SHOPLIFTERS displays all of Kore-ada’s trademarks. An understated, realistic tone, exquisitely natural compositions, a light touch with humor, and thoroughly realistic and flawed characters. Even when set in the midst of winter, it’s warm and full of life. The film could easily slip into overly sentimental fantasy, and Kore-ada leads the viewer a way up that path, before he reminds everyone of the gravity and reality of the situation. All of that is brought even more to the fore by the cast of terrific actors, lead by the late great Kirin Kiki as the family matriarch, who lend depth and complexity to all the characters. The humanity and complexity are the point of Kore-ada’s films, and every flawed character here is a wonderful asset to creating a buffet of emotions and ideas. SHOPLIFTERS is also one of the best films of the year. SHOPLIFTERS is also one of the best films of the year.

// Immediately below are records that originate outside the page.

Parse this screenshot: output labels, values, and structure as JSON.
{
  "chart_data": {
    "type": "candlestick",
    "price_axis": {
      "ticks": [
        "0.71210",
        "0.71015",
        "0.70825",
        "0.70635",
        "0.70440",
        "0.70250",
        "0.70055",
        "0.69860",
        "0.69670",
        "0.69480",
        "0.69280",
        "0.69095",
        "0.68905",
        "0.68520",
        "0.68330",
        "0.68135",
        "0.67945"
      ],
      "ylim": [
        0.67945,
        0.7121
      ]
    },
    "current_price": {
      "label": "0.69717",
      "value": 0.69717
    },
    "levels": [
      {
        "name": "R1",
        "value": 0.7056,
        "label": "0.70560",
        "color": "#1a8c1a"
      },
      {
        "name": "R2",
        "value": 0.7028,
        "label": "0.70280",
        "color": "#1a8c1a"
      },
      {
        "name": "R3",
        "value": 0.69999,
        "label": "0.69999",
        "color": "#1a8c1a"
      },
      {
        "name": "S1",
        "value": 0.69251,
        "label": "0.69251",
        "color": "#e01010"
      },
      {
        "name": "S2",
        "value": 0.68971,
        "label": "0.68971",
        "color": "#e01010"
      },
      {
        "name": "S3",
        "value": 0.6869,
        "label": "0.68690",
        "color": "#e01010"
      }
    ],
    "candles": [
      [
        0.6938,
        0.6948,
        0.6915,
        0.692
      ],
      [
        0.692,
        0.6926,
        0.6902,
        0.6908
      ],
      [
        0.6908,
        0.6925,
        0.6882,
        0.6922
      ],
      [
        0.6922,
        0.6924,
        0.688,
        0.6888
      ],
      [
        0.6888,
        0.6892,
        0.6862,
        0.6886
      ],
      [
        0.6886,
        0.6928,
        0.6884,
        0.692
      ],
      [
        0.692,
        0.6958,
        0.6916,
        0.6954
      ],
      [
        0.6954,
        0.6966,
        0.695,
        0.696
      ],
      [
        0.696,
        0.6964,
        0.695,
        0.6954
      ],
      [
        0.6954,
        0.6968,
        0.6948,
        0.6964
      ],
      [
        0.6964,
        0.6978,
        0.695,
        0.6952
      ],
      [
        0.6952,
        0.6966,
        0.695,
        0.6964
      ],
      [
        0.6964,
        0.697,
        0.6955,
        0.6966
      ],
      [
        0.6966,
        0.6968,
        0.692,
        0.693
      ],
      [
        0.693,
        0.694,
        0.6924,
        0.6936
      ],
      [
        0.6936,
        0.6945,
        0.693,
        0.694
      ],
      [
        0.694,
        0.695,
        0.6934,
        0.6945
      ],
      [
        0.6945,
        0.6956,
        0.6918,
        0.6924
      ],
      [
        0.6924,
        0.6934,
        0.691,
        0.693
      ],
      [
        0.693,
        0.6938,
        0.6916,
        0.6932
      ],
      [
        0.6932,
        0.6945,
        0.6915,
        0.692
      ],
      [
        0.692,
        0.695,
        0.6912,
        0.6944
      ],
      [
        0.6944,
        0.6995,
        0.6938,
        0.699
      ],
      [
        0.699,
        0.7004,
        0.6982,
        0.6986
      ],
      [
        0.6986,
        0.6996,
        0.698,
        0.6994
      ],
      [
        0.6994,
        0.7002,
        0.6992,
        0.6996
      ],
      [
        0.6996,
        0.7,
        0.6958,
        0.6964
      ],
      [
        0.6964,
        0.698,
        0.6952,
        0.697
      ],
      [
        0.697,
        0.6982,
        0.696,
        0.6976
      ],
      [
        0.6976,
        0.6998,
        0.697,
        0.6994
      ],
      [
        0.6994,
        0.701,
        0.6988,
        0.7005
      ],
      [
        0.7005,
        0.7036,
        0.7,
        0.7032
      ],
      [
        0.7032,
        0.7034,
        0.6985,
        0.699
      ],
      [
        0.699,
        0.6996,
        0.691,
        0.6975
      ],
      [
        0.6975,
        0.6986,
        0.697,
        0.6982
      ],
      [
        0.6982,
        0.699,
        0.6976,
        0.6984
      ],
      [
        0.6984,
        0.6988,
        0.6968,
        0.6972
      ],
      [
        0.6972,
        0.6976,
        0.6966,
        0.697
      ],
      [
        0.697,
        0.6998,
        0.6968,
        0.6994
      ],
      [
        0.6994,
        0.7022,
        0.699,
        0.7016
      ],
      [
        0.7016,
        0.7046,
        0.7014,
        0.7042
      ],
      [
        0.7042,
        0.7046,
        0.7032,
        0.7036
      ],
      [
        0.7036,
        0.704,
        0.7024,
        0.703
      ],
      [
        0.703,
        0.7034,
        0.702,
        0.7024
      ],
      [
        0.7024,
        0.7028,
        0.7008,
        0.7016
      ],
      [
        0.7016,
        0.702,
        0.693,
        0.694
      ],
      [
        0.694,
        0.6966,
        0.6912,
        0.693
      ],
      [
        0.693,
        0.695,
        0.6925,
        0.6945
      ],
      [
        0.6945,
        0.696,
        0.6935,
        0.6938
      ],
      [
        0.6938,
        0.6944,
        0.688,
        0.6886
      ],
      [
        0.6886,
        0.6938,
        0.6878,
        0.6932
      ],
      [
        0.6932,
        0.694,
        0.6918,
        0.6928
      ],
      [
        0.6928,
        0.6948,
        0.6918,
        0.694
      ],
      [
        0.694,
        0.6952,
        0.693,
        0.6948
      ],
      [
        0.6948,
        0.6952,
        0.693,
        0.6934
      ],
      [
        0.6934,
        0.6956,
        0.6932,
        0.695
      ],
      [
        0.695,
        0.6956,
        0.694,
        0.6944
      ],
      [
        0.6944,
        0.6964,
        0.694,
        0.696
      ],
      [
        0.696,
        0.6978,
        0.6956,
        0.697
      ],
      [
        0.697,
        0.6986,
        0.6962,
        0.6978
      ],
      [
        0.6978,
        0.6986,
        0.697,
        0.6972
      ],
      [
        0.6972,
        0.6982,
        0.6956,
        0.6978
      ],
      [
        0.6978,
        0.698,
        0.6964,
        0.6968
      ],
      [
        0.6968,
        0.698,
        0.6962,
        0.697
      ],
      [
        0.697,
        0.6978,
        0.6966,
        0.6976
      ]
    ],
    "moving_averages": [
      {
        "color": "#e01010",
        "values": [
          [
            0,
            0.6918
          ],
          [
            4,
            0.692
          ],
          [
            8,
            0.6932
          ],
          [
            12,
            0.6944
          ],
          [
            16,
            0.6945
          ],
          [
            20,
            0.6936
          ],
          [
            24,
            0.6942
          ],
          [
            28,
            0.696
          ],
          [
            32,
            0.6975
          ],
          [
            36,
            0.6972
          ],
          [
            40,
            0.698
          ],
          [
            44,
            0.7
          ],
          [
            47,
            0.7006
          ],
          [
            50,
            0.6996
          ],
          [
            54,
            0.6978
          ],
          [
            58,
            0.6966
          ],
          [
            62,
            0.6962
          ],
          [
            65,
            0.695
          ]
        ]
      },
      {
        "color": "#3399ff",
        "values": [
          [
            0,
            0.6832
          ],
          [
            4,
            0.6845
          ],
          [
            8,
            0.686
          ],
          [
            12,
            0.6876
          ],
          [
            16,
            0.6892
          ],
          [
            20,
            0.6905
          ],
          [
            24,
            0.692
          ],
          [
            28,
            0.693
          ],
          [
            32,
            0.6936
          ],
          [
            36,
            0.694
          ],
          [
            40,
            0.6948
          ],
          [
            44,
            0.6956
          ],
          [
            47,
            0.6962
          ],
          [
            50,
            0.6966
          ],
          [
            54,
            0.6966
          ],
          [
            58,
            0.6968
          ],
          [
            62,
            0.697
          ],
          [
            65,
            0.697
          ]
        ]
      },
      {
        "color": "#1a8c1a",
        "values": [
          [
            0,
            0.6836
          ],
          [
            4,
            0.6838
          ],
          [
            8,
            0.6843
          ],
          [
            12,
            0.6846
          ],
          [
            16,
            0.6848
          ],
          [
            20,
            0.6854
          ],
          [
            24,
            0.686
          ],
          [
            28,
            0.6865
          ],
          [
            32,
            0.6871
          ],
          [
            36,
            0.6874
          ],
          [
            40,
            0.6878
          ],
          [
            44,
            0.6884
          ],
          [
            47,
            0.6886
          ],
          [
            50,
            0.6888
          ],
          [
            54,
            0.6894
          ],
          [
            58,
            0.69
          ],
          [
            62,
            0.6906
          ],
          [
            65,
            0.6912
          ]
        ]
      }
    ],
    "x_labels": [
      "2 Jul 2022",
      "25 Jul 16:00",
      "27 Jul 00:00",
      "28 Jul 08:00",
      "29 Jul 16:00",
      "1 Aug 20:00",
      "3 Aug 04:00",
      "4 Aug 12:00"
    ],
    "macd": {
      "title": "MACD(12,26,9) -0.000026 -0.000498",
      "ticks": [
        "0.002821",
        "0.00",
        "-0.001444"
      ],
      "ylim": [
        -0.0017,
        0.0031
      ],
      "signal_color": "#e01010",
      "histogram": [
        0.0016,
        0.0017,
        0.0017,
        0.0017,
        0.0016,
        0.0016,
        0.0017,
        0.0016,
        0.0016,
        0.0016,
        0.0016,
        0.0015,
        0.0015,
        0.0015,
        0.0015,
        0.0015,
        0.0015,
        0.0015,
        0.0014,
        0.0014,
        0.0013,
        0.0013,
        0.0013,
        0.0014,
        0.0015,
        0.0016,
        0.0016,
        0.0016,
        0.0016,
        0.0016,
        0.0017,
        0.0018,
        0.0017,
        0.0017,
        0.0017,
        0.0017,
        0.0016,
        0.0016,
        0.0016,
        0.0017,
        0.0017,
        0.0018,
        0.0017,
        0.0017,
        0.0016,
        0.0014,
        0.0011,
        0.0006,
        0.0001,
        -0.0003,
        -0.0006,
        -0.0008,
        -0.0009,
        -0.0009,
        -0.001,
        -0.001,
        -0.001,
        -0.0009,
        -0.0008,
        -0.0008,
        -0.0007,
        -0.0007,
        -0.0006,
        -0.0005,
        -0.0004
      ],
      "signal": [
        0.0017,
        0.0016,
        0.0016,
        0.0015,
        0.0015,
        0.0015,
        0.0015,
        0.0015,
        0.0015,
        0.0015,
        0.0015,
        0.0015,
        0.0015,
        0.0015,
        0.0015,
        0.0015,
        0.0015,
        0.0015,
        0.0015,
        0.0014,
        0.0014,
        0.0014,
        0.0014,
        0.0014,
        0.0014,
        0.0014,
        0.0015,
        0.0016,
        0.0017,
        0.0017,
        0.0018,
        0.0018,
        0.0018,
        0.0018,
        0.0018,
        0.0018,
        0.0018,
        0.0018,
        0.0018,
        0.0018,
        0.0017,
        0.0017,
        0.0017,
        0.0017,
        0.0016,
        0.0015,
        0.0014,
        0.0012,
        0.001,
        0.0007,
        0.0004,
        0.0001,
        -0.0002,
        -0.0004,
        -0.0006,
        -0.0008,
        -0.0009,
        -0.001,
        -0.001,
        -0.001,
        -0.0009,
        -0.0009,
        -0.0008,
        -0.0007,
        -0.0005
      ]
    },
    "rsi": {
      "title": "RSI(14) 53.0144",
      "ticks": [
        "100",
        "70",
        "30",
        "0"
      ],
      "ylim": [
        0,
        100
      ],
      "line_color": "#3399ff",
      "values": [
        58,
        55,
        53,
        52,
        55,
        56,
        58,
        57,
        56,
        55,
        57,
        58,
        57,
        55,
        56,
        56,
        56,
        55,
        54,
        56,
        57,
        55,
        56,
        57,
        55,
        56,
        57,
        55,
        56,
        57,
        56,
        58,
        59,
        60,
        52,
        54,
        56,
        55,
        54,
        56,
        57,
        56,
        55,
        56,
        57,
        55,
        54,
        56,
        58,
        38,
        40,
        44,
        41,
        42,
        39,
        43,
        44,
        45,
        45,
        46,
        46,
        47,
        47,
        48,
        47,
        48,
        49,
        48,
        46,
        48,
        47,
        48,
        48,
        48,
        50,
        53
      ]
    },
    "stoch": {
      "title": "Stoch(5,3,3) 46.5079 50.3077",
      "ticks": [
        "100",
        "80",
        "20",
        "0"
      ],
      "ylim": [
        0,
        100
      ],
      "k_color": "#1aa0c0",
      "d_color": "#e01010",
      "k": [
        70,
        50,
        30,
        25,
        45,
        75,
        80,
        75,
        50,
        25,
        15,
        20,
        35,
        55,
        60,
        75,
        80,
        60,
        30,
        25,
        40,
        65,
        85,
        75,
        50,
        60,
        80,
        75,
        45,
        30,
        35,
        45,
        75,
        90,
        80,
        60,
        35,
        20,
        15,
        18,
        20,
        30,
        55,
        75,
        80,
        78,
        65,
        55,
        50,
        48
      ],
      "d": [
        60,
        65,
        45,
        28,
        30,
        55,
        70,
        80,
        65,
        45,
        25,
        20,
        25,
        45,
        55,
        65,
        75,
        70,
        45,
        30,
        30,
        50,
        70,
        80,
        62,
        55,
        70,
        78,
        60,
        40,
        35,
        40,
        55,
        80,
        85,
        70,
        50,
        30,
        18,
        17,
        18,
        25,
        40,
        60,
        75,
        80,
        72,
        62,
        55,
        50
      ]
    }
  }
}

I expect both COLD WAR and SHOPLIFTERS to be nominated for Best Foreign Language film at this year’s Academy Awards. Both have theatrical runs coming up, albeit you’ll likely have to wait until January in Milwaukee. COLD WAR only had one showing at the 2018 Milwaukee Film Festival, but SHOPLIFTERS has a final encore on Thursday, November 1st at 7 pm at the Avalon Theater. The 2018 Milwaukee Film Festival runs from October 18, 2018 to November 1, 2018. Information and tickets can be found at Milwaukee Film’s website mkefilm.org.